Restate each entry below without changing a word.

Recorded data
------------------------------
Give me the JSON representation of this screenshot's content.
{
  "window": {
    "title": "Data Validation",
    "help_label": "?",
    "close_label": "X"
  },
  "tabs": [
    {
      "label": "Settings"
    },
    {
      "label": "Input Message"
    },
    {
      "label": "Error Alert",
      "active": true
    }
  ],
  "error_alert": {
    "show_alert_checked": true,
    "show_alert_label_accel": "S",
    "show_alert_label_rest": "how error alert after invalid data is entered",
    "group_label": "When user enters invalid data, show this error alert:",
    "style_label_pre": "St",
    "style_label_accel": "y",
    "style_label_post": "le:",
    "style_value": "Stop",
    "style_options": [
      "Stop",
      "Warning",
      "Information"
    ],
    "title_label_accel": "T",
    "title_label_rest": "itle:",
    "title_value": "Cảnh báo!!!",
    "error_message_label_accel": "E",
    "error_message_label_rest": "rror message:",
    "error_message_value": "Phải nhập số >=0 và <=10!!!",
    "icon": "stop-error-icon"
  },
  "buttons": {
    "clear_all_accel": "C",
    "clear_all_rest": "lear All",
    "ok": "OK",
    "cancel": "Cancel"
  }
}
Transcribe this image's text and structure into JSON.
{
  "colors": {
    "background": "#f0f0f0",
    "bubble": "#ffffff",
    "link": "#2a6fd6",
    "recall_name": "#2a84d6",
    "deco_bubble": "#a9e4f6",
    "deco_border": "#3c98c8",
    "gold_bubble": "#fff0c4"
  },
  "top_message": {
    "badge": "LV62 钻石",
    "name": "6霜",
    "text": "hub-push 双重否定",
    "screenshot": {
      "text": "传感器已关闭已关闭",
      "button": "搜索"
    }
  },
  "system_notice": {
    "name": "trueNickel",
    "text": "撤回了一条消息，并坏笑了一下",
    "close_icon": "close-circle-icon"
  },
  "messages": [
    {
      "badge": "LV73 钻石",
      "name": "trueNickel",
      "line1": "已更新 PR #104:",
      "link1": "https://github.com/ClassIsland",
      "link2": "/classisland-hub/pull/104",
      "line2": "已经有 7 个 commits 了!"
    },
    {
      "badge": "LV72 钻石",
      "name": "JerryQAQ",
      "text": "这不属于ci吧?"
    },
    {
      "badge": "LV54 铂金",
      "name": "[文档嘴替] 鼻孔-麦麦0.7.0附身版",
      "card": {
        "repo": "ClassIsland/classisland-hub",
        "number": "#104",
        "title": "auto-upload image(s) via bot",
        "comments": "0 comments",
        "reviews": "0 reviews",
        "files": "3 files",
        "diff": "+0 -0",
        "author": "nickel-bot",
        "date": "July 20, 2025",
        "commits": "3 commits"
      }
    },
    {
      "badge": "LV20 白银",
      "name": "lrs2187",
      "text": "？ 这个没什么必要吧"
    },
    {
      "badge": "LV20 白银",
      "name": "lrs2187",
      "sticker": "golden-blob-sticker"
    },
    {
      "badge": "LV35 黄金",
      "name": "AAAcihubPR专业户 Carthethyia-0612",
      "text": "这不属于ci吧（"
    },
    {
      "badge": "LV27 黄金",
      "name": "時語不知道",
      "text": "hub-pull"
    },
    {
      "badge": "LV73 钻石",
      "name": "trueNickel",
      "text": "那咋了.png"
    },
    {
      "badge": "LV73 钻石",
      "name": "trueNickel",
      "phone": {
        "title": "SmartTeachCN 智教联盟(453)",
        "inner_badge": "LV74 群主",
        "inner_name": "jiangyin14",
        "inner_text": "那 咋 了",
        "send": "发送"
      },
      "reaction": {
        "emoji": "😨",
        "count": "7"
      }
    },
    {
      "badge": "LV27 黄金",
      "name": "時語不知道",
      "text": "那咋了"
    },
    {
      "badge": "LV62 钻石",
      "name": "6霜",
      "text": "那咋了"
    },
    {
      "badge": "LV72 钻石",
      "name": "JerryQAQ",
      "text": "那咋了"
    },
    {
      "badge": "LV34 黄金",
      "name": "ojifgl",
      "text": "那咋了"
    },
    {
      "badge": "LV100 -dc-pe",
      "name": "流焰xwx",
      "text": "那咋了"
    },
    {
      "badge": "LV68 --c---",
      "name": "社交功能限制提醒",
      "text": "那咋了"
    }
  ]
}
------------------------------
Response to the task:
Give me the JSON representation of this screenshot's content.
{
  "window": {
    "title": "Data Validation",
    "help_label": "?",
    "close_label": "X"
  },
  "tabs": [
    {
      "label": "Settings"
    },
    {
      "label": "Input Message"
    },
    {
      "label": "Error Alert",
      "active": true
    }
  ],
  "error_alert": {
    "show_alert_checked": true,
    "show_alert_label_accel": "S",
    "show_alert_label_rest": "how error alert after invalid data is entered",
    "group_label": "When user enters invalid data, show this error alert:",
    "style_label_pre": "St",
    "style_label_accel": "y",
    "style_label_post": "le:",
    "style_value": "Stop",
    "style_options": [
      "Stop",
      "Warning",
      "Information"
    ],
    "title_label_accel": "T",
    "title_label_rest": "itle:",
    "title_value": "Cảnh báo!!!",
    "error_message_label_accel": "E",
    "error_message_label_rest": "rror message:",
    "error_message_value": "Phải nhập số >=0 và <=10!!!",
    "icon": "stop-error-icon"
  },
  "buttons": {
    "clear_all_accel": "C",
    "clear_all_rest": "lear All",
    "ok": "OK",
    "cancel": "Cancel"
  }
}
Transcribe this image's text and structure into JSON.
{
  "colors": {
    "background": "#f0f0f0",
    "bubble": "#ffffff",
    "link": "#2a6fd6",
    "recall_name": "#2a84d6",
    "deco_bubble": "#a9e4f6",
    "deco_border": "#3c98c8",
    "gold_bubble": "#fff0c4"
  },
  "top_message": {
    "badge": "LV62 钻石",
    "name": "6霜",
    "text": "hub-push 双重否定",
    "screenshot": {
      "text": "传感器已关闭已关闭",
      "button": "搜索"
    }
  },
  "system_notice": {
    "name": "trueNickel",
    "text": "撤回了一条消息，并坏笑了一下",
    "close_icon": "close-circle-icon"
  },
  "messages": [
    {
      "badge": "LV73 钻石",
      "name": "trueNickel",
      "line1": "已更新 PR #104:",
      "link1": "https://github.com/ClassIsland",
      "link2": "/classisland-hub/pull/104",
      "line2": "已经有 7 个 commits 了!"
    },
    {
      "badge": "LV72 钻石",
      "name": "JerryQAQ",
      "text": "这不属于ci吧?"
    },
    {
      "badge": "LV54 铂金",
      "name": "[文档嘴替] 鼻孔-麦麦0.7.0附身版",
      "card": {
        "repo": "ClassIsland/classisland-hub",
        "number": "#104",
        "title": "auto-upload image(s) via bot",
        "comments": "0 comments",
        "reviews": "0 reviews",
        "files": "3 files",
        "diff": "+0 -0",
        "author": "nickel-bot",
        "date": "July 20, 2025",
        "commits": "3 commits"
      }
    },
    {
      "badge": "LV20 白银",
      "name": "lrs2187",
      "text": "？ 这个没什么必要吧"
    },
    {
      "badge": "LV20 白银",
      "name": "lrs2187",
      "sticker": "golden-blob-sticker"
    },
    {
      "badge": "LV35 黄金",
      "name": "AAAcihubPR专业户 Carthethyia-0612",
      "text": "这不属于ci吧（"
    },
    {
      "badge": "LV27 黄金",
      "name": "時語不知道",
      "text": "hub-pull"
    },
    {
      "badge": "LV73 钻石",
      "name": "trueNickel",
      "text": "那咋了.png"
    },
    {
      "badge": "LV73 钻石",
      "name": "trueNickel",
      "phone": {
        "title": "SmartTeachCN 智教联盟(453)",
        "inner_badge": "LV74 群主",
        "inner_name": "jiangyin14",
        "inner_text": "那 咋 了",
        "send": "发送"
      },
      "reaction": {
        "emoji": "😨",
        "count": "7"
      }
    },
    {
      "badge": "LV27 黄金",
      "name": "時語不知道",
      "text": "那咋了"
    },
    {
      "badge": "LV62 钻石",
      "name": "6霜",
      "text": "那咋了"
    },
    {
      "badge": "LV72 钻石",
      "name": "JerryQAQ",
      "text": "那咋了"
    },
    {
      "badge": "LV34 黄金",
      "name": "ojifgl",
      "text": "那咋了"
    },
    {
      "badge": "LV100 -dc-pe",
      "name": "流焰xwx",
      "text": "那咋了"
    },
    {
      "badge": "LV68 --c---",
      "name": "社交功能限制提醒",
      "text": "那咋了"
    }
  ]
}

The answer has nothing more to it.